Input material
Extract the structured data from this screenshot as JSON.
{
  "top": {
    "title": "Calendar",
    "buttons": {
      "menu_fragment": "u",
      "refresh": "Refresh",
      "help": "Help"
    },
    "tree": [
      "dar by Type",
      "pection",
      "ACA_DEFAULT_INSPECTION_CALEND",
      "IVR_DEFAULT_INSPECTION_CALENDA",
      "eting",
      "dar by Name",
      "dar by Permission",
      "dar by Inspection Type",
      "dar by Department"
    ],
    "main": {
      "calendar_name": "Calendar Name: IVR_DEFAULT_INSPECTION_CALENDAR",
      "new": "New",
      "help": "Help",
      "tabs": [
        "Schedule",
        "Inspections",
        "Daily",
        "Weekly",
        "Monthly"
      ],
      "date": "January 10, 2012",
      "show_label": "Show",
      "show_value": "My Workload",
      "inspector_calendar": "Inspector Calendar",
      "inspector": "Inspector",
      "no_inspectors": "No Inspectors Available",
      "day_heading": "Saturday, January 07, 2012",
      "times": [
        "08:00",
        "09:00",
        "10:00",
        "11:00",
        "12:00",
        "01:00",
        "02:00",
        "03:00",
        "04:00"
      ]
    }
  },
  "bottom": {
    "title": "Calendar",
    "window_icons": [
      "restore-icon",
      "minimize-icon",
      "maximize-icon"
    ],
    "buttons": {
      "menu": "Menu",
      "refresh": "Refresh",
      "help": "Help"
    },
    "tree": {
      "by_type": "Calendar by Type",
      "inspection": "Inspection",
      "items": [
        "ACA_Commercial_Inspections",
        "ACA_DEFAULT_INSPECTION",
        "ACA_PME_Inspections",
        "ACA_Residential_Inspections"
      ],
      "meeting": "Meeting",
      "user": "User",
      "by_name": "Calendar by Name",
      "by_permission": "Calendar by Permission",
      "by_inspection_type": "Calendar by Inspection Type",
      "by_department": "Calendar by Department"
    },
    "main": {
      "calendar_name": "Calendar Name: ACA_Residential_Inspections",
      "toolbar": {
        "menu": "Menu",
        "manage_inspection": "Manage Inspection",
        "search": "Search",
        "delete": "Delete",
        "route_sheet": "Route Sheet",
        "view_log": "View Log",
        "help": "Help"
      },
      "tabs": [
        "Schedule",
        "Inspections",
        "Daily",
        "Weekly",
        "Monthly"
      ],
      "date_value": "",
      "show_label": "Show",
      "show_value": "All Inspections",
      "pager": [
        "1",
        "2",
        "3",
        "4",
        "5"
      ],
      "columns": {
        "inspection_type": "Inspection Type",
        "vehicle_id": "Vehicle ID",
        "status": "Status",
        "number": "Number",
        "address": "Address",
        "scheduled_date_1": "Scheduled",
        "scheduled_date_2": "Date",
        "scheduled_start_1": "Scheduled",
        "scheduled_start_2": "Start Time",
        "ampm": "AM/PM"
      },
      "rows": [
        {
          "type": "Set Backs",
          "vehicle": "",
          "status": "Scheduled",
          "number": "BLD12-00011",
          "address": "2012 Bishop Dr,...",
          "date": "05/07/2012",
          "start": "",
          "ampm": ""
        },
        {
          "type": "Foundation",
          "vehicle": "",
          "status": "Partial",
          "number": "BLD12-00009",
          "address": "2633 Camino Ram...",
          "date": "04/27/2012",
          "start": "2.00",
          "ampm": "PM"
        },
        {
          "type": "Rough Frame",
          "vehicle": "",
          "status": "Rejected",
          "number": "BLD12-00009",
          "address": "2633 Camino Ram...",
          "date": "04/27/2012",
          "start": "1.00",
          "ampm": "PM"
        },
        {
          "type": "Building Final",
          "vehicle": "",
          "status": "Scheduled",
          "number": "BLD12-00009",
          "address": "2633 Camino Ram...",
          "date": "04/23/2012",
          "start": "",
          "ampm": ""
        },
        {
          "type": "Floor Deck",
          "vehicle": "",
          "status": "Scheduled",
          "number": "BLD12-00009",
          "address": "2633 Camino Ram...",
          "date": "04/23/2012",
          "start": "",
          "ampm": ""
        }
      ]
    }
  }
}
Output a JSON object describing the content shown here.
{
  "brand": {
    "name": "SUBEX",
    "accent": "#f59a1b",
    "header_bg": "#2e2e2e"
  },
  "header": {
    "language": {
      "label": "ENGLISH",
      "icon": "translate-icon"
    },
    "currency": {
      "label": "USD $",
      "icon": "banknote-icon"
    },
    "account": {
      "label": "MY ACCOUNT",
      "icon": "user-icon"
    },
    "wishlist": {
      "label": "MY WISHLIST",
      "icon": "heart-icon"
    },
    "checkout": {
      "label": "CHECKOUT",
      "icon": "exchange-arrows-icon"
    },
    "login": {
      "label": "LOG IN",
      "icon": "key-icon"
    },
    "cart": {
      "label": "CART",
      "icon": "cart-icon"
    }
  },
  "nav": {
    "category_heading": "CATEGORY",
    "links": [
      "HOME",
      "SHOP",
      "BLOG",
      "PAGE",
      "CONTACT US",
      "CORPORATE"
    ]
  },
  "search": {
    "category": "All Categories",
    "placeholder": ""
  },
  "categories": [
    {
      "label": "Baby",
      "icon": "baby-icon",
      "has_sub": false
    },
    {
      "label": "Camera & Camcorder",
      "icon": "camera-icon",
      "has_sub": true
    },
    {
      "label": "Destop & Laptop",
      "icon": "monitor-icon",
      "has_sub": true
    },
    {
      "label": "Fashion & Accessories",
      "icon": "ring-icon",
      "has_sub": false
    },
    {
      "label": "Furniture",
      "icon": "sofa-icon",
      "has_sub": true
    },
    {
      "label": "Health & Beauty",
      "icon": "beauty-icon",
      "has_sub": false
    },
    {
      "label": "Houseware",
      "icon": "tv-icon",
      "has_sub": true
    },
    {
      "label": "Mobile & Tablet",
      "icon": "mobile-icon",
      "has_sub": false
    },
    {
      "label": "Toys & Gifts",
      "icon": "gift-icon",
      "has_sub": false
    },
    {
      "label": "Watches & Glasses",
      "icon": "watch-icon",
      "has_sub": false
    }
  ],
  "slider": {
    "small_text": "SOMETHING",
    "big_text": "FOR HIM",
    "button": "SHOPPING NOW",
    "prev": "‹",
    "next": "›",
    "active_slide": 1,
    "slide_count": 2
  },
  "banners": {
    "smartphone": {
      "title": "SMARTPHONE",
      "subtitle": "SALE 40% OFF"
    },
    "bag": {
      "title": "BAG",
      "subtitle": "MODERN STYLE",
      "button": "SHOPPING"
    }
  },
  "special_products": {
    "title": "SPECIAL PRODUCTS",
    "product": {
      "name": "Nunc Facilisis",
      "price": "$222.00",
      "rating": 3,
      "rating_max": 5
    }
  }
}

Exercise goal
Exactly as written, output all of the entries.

Answer
Extract the structured data from this screenshot as JSON.
{
  "top": {
    "title": "Calendar",
    "buttons": {
      "menu_fragment": "u",
      "refresh": "Refresh",
      "help": "Help"
    },
    "tree": [
      "dar by Type",
      "pection",
      "ACA_DEFAULT_INSPECTION_CALEND",
      "IVR_DEFAULT_INSPECTION_CALENDA",
      "eting",
      "dar by Name",
      "dar by Permission",
      "dar by Inspection Type",
      "dar by Department"
    ],
    "main": {
      "calendar_name": "Calendar Name: IVR_DEFAULT_INSPECTION_CALENDAR",
      "new": "New",
      "help": "Help",
      "tabs": [
        "Schedule",
        "Inspections",
        "Daily",
        "Weekly",
        "Monthly"
      ],
      "date": "January 10, 2012",
      "show_label": "Show",
      "show_value": "My Workload",
      "inspector_calendar": "Inspector Calendar",
      "inspector": "Inspector",
      "no_inspectors": "No Inspectors Available",
      "day_heading": "Saturday, January 07, 2012",
      "times": [
        "08:00",
        "09:00",
        "10:00",
        "11:00",
        "12:00",
        "01:00",
        "02:00",
        "03:00",
        "04:00"
      ]
    }
  },
  "bottom": {
    "title": "Calendar",
    "window_icons": [
      "restore-icon",
      "minimize-icon",
      "maximize-icon"
    ],
    "buttons": {
      "menu": "Menu",
      "refresh": "Refresh",
      "help": "Help"
    },
    "tree": {
      "by_type": "Calendar by Type",
      "inspection": "Inspection",
      "items": [
        "ACA_Commercial_Inspections",
        "ACA_DEFAULT_INSPECTION",
        "ACA_PME_Inspections",
        "ACA_Residential_Inspections"
      ],
      "meeting": "Meeting",
      "user": "User",
      "by_name": "Calendar by Name",
      "by_permission": "Calendar by Permission",
      "by_inspection_type": "Calendar by Inspection Type",
      "by_department": "Calendar by Department"
    },
    "main": {
      "calendar_name": "Calendar Name: ACA_Residential_Inspections",
      "toolbar": {
        "menu": "Menu",
        "manage_inspection": "Manage Inspection",
        "search": "Search",
        "delete": "Delete",
        "route_sheet": "Route Sheet",
        "view_log": "View Log",
        "help": "Help"
      },
      "tabs": [
        "Schedule",
        "Inspections",
        "Daily",
        "Weekly",
        "Monthly"
      ],
      "date_value": "",
      "show_label": "Show",
      "show_value": "All Inspections",
      "pager": [
        "1",
        "2",
        "3",
        "4",
        "5"
      ],
      "columns": {
        "inspection_type": "Inspection Type",
        "vehicle_id": "Vehicle ID",
        "status": "Status",
        "number": "Number",
        "address": "Address",
        "scheduled_date_1": "Scheduled",
        "scheduled_date_2": "Date",
        "scheduled_start_1": "Scheduled",
        "scheduled_start_2": "Start Time",
        "ampm": "AM/PM"
      },
      "rows": [
        {
          "type": "Set Backs",
          "vehicle": "",
          "status": "Scheduled",
          "number": "BLD12-00011",
          "address": "2012 Bishop Dr,...",
          "date": "05/07/2012",
          "start": "",
          "ampm": ""
        },
        {
          "type": "Foundation",
          "vehicle": "",
          "status": "Partial",
          "number": "BLD12-00009",
          "address": "2633 Camino Ram...",
          "date": "04/27/2012",
          "start": "2.00",
          "ampm": "PM"
        },
        {
          "type": "Rough Frame",
          "vehicle": "",
          "status": "Rejected",
          "number": "BLD12-00009",
          "address": "2633 Camino Ram...",
          "date": "04/27/2012",
          "start": "1.00",
          "ampm": "PM"
        },
        {
          "type": "Building Final",
          "vehicle": "",
          "status": "Scheduled",
          "number": "BLD12-00009",
          "address": "2633 Camino Ram...",
          "date": "04/23/2012",
          "start": "",
          "ampm": ""
        },
        {
          "type": "Floor Deck",
          "vehicle": "",
          "status": "Scheduled",
          "number": "BLD12-00009",
          "address": "2633 Camino Ram...",
          "date": "04/23/2012",
          "start": "",
          "ampm": ""
        }
      ]
    }
  }
}
Output a JSON object describing the content shown here.
{
  "brand": {
    "name": "SUBEX",
    "accent": "#f59a1b",
    "header_bg": "#2e2e2e"
  },
  "header": {
    "language": {
      "label": "ENGLISH",
      "icon": "translate-icon"
    },
    "currency": {
      "label": "USD $",
      "icon": "banknote-icon"
    },
    "account": {
      "label": "MY ACCOUNT",
      "icon": "user-icon"
    },
    "wishlist": {
      "label": "MY WISHLIST",
      "icon": "heart-icon"
    },
    "checkout": {
      "label": "CHECKOUT",
      "icon": "exchange-arrows-icon"
    },
    "login": {
      "label": "LOG IN",
      "icon": "key-icon"
    },
    "cart": {
      "label": "CART",
      "icon": "cart-icon"
    }
  },
  "nav": {
    "category_heading": "CATEGORY",
    "links": [
      "HOME",
      "SHOP",
      "BLOG",
      "PAGE",
      "CONTACT US",
      "CORPORATE"
    ]
  },
  "search": {
    "category": "All Categories",
    "placeholder": ""
  },
  "categories": [
    {
      "label": "Baby",
      "icon": "baby-icon",
      "has_sub": false
    },
    {
      "label": "Camera & Camcorder",
      "icon": "camera-icon",
      "has_sub": true
    },
    {
      "label": "Destop & Laptop",
      "icon": "monitor-icon",
      "has_sub": true
    },
    {
      "label": "Fashion & Accessories",
      "icon": "ring-icon",
      "has_sub": false
    },
    {
      "label": "Furniture",
      "icon": "sofa-icon",
      "has_sub": true
    },
    {
      "label": "Health & Beauty",
      "icon": "beauty-icon",
      "has_sub": false
    },
    {
      "label": "Houseware",
      "icon": "tv-icon",
      "has_sub": true
    },
    {
      "label": "Mobile & Tablet",
      "icon": "mobile-icon",
      "has_sub": false
    },
    {
      "label": "Toys & Gifts",
      "icon": "gift-icon",
      "has_sub": false
    },
    {
      "label": "Watches & Glasses",
      "icon": "watch-icon",
      "has_sub": false
    }
  ],
  "slider": {
    "small_text": "SOMETHING",
    "big_text": "FOR HIM",
    "button": "SHOPPING NOW",
    "prev": "‹",
    "next": "›",
    "active_slide": 1,
    "slide_count": 2
  },
  "banners": {
    "smartphone": {
      "title": "SMARTPHONE",
      "subtitle": "SALE 40% OFF"
    },
    "bag": {
      "title": "BAG",
      "subtitle": "MODERN STYLE",
      "button": "SHOPPING"
    }
  },
  "special_products": {
    "title": "SPECIAL PRODUCTS",
    "product": {
      "name": "Nunc Facilisis",
      "price": "$222.00",
      "rating": 3,
      "rating_max": 5
    }
  }
}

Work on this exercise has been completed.